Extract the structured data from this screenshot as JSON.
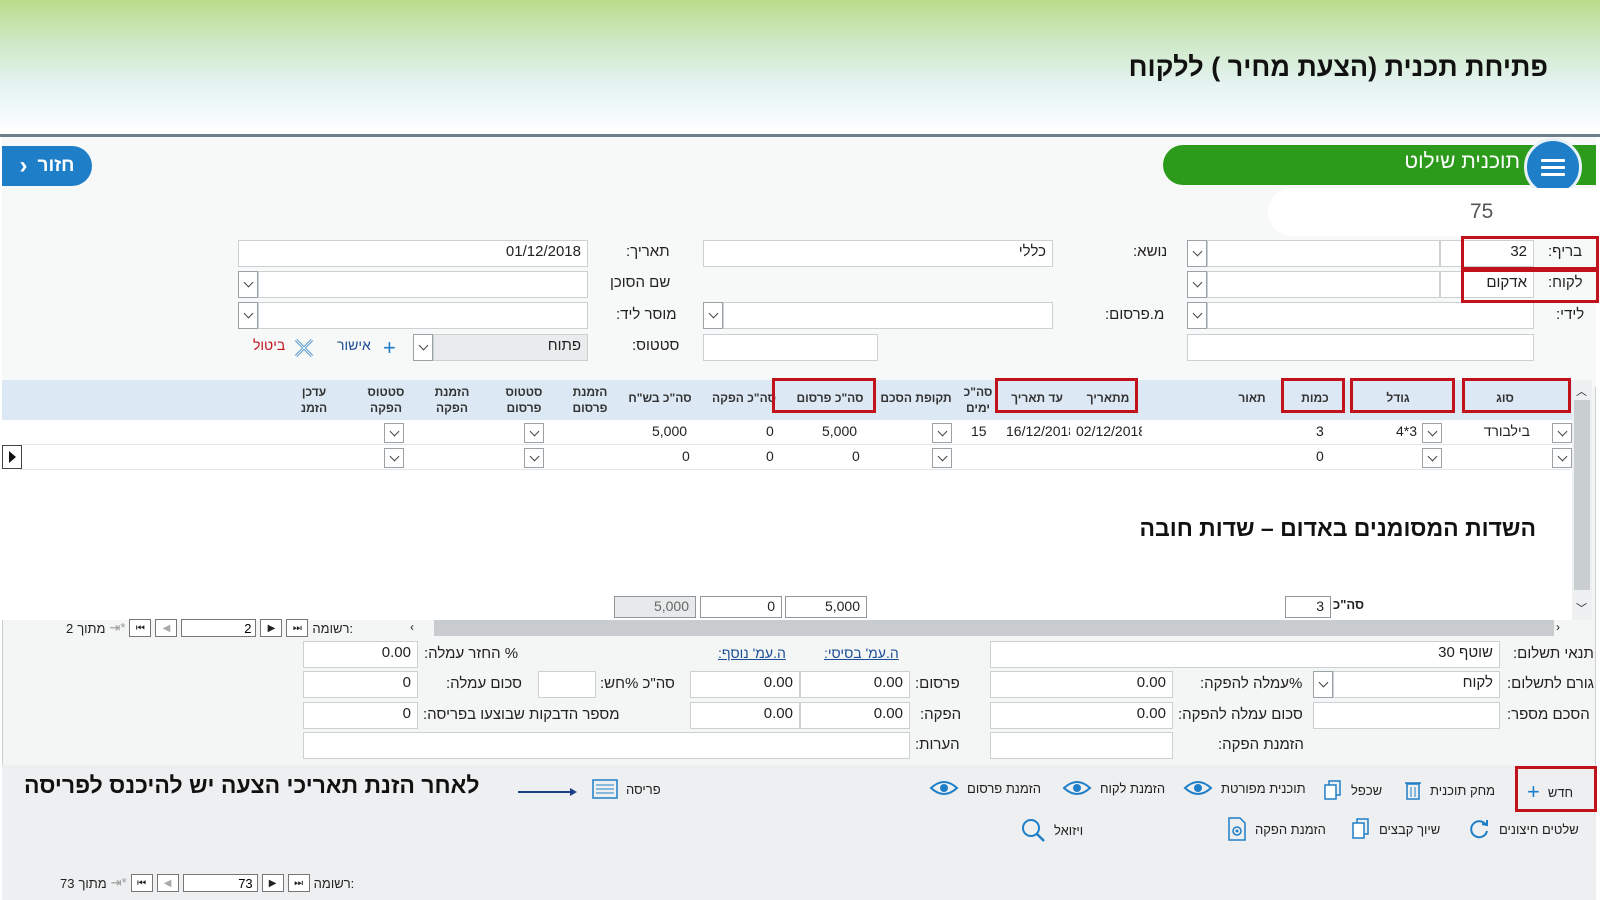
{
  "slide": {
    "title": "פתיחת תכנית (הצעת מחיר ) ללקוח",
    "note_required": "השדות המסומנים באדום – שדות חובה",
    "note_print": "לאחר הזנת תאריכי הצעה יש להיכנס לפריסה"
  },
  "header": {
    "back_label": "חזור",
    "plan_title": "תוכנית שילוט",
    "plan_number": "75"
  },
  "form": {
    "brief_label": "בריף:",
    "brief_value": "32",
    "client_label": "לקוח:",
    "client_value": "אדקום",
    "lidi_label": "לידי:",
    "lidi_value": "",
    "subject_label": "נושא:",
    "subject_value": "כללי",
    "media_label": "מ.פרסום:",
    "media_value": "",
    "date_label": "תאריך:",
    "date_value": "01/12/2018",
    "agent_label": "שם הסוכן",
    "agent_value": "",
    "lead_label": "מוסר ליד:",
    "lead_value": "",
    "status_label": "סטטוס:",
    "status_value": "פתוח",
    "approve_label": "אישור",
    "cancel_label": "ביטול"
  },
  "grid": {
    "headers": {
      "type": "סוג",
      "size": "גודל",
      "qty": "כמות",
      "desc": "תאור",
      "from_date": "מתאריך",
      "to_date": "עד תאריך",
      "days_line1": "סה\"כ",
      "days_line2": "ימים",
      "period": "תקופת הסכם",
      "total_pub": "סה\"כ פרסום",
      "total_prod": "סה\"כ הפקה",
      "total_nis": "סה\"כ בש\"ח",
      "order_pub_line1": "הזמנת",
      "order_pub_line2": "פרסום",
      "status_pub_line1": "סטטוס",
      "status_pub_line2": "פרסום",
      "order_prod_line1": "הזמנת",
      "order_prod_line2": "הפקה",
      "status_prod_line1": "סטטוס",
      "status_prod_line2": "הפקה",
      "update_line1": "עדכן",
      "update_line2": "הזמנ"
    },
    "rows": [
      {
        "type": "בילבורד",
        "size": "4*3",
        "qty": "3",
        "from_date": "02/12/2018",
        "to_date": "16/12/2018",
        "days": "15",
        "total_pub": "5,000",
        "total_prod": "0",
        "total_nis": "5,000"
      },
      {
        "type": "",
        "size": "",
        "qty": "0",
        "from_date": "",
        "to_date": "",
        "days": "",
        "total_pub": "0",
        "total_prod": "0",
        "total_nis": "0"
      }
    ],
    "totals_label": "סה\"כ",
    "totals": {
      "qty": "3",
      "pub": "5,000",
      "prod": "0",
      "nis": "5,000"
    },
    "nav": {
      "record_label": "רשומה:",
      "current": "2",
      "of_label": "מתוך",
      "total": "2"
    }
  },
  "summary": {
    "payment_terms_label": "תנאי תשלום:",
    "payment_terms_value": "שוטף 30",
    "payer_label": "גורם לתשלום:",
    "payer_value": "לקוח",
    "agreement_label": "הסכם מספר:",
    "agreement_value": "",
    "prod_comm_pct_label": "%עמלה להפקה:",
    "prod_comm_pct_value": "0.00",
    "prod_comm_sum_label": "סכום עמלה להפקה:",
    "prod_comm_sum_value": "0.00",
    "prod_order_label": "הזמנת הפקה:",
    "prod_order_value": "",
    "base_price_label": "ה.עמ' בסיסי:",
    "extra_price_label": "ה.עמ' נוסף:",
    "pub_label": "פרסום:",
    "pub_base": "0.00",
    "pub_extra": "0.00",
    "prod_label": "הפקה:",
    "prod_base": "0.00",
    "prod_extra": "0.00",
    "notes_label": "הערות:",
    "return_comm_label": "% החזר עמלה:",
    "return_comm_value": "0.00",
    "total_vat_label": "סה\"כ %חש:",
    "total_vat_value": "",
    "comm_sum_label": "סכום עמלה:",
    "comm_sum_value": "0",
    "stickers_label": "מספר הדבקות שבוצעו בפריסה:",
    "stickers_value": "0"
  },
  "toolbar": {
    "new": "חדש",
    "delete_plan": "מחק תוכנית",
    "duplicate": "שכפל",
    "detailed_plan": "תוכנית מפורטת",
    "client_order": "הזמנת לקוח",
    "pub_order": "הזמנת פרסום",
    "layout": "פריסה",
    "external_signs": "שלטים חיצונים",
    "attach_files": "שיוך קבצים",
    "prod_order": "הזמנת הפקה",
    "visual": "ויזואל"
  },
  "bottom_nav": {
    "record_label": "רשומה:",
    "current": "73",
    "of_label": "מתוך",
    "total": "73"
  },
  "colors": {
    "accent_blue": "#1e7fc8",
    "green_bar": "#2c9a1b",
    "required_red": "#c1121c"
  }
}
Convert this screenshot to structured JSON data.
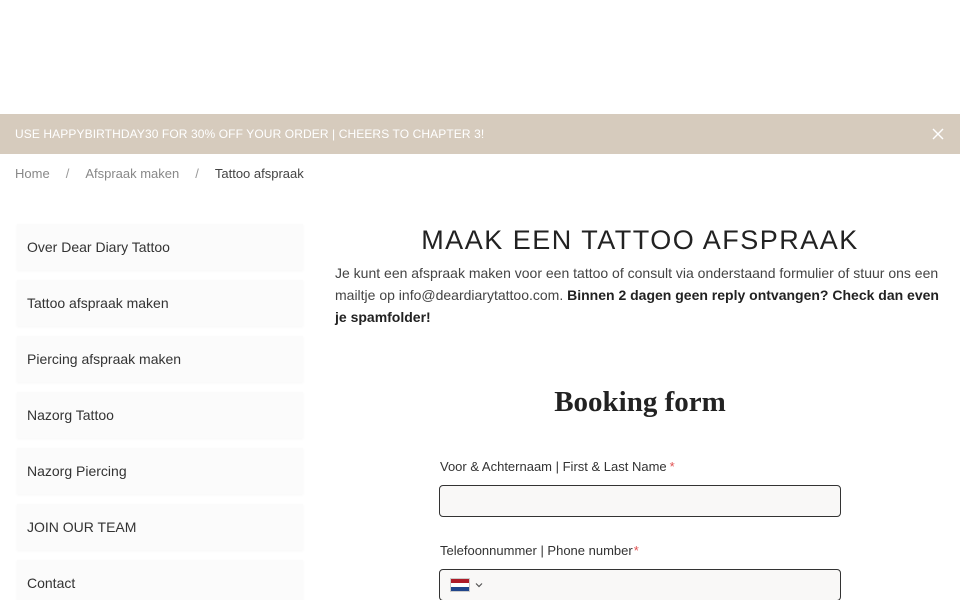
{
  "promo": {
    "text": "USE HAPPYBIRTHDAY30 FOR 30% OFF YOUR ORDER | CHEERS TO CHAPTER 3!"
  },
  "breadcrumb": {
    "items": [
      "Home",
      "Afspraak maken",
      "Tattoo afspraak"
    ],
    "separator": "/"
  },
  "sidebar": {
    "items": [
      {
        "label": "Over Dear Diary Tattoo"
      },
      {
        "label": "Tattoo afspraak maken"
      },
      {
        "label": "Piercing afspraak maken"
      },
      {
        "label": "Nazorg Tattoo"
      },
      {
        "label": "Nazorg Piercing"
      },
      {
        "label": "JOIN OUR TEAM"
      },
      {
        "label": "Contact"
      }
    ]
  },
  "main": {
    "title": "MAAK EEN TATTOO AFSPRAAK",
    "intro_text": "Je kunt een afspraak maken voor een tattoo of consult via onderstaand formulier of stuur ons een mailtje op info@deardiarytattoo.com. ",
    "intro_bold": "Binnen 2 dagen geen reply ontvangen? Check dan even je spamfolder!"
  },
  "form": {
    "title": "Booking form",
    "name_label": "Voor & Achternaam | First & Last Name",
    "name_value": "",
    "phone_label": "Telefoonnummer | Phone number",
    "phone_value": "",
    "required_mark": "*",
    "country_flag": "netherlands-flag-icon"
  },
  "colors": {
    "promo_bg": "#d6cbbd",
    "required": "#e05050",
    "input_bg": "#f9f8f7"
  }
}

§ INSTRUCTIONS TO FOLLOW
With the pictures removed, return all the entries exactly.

§ SOLUTION TO THIS PROBLEM
Extract the structured data from this screenshot as JSON.
{
  "slide": {
    "title": "פתיחת תכנית (הצעת מחיר ) ללקוח",
    "note_required": "השדות המסומנים באדום – שדות חובה",
    "note_print": "לאחר הזנת תאריכי הצעה יש להיכנס לפריסה"
  },
  "header": {
    "back_label": "חזור",
    "plan_title": "תוכנית שילוט",
    "plan_number": "75"
  },
  "form": {
    "brief_label": "בריף:",
    "brief_value": "32",
    "client_label": "לקוח:",
    "client_value": "אדקום",
    "lidi_label": "לידי:",
    "lidi_value": "",
    "subject_label": "נושא:",
    "subject_value": "כללי",
    "media_label": "מ.פרסום:",
    "media_value": "",
    "date_label": "תאריך:",
    "date_value": "01/12/2018",
    "agent_label": "שם הסוכן",
    "agent_value": "",
    "lead_label": "מוסר ליד:",
    "lead_value": "",
    "status_label": "סטטוס:",
    "status_value": "פתוח",
    "approve_label": "אישור",
    "cancel_label": "ביטול"
  },
  "grid": {
    "headers": {
      "type": "סוג",
      "size": "גודל",
      "qty": "כמות",
      "desc": "תאור",
      "from_date": "מתאריך",
      "to_date": "עד תאריך",
      "days_line1": "סה\"כ",
      "days_line2": "ימים",
      "period": "תקופת הסכם",
      "total_pub": "סה\"כ פרסום",
      "total_prod": "סה\"כ הפקה",
      "total_nis": "סה\"כ בש\"ח",
      "order_pub_line1": "הזמנת",
      "order_pub_line2": "פרסום",
      "status_pub_line1": "סטטוס",
      "status_pub_line2": "פרסום",
      "order_prod_line1": "הזמנת",
      "order_prod_line2": "הפקה",
      "status_prod_line1": "סטטוס",
      "status_prod_line2": "הפקה",
      "update_line1": "עדכן",
      "update_line2": "הזמנ"
    },
    "rows": [
      {
        "type": "בילבורד",
        "size": "4*3",
        "qty": "3",
        "from_date": "02/12/2018",
        "to_date": "16/12/2018",
        "days": "15",
        "total_pub": "5,000",
        "total_prod": "0",
        "total_nis": "5,000"
      },
      {
        "type": "",
        "size": "",
        "qty": "0",
        "from_date": "",
        "to_date": "",
        "days": "",
        "total_pub": "0",
        "total_prod": "0",
        "total_nis": "0"
      }
    ],
    "totals_label": "סה\"כ",
    "totals": {
      "qty": "3",
      "pub": "5,000",
      "prod": "0",
      "nis": "5,000"
    },
    "nav": {
      "record_label": "רשומה:",
      "current": "2",
      "of_label": "מתוך",
      "total": "2"
    }
  },
  "summary": {
    "payment_terms_label": "תנאי תשלום:",
    "payment_terms_value": "שוטף 30",
    "payer_label": "גורם לתשלום:",
    "payer_value": "לקוח",
    "agreement_label": "הסכם מספר:",
    "agreement_value": "",
    "prod_comm_pct_label": "%עמלה להפקה:",
    "prod_comm_pct_value": "0.00",
    "prod_comm_sum_label": "סכום עמלה להפקה:",
    "prod_comm_sum_value": "0.00",
    "prod_order_label": "הזמנת הפקה:",
    "prod_order_value": "",
    "base_price_label": "ה.עמ' בסיסי:",
    "extra_price_label": "ה.עמ' נוסף:",
    "pub_label": "פרסום:",
    "pub_base": "0.00",
    "pub_extra": "0.00",
    "prod_label": "הפקה:",
    "prod_base": "0.00",
    "prod_extra": "0.00",
    "notes_label": "הערות:",
    "return_comm_label": "% החזר עמלה:",
    "return_comm_value": "0.00",
    "total_vat_label": "סה\"כ %חש:",
    "total_vat_value": "",
    "comm_sum_label": "סכום עמלה:",
    "comm_sum_value": "0",
    "stickers_label": "מספר הדבקות שבוצעו בפריסה:",
    "stickers_value": "0"
  },
  "toolbar": {
    "new": "חדש",
    "delete_plan": "מחק תוכנית",
    "duplicate": "שכפל",
    "detailed_plan": "תוכנית מפורטת",
    "client_order": "הזמנת לקוח",
    "pub_order": "הזמנת פרסום",
    "layout": "פריסה",
    "external_signs": "שלטים חיצונים",
    "attach_files": "שיוך קבצים",
    "prod_order": "הזמנת הפקה",
    "visual": "ויזואל"
  },
  "bottom_nav": {
    "record_label": "רשומה:",
    "current": "73",
    "of_label": "מתוך",
    "total": "73"
  },
  "colors": {
    "accent_blue": "#1e7fc8",
    "green_bar": "#2c9a1b",
    "required_red": "#c1121c"
  }
}
Convert this screenshot to structured JSON data.
{
  "promo": {
    "text": "USE HAPPYBIRTHDAY30 FOR 30% OFF YOUR ORDER | CHEERS TO CHAPTER 3!"
  },
  "breadcrumb": {
    "items": [
      "Home",
      "Afspraak maken",
      "Tattoo afspraak"
    ],
    "separator": "/"
  },
  "sidebar": {
    "items": [
      {
        "label": "Over Dear Diary Tattoo"
      },
      {
        "label": "Tattoo afspraak maken"
      },
      {
        "label": "Piercing afspraak maken"
      },
      {
        "label": "Nazorg Tattoo"
      },
      {
        "label": "Nazorg Piercing"
      },
      {
        "label": "JOIN OUR TEAM"
      },
      {
        "label": "Contact"
      }
    ]
  },
  "main": {
    "title": "MAAK EEN TATTOO AFSPRAAK",
    "intro_text": "Je kunt een afspraak maken voor een tattoo of consult via onderstaand formulier of stuur ons een mailtje op info@deardiarytattoo.com. ",
    "intro_bold": "Binnen 2 dagen geen reply ontvangen? Check dan even je spamfolder!"
  },
  "form": {
    "title": "Booking form",
    "name_label": "Voor & Achternaam | First & Last Name",
    "name_value": "",
    "phone_label": "Telefoonnummer | Phone number",
    "phone_value": "",
    "required_mark": "*",
    "country_flag": "netherlands-flag-icon"
  },
  "colors": {
    "promo_bg": "#d6cbbd",
    "required": "#e05050",
    "input_bg": "#f9f8f7"
  }
}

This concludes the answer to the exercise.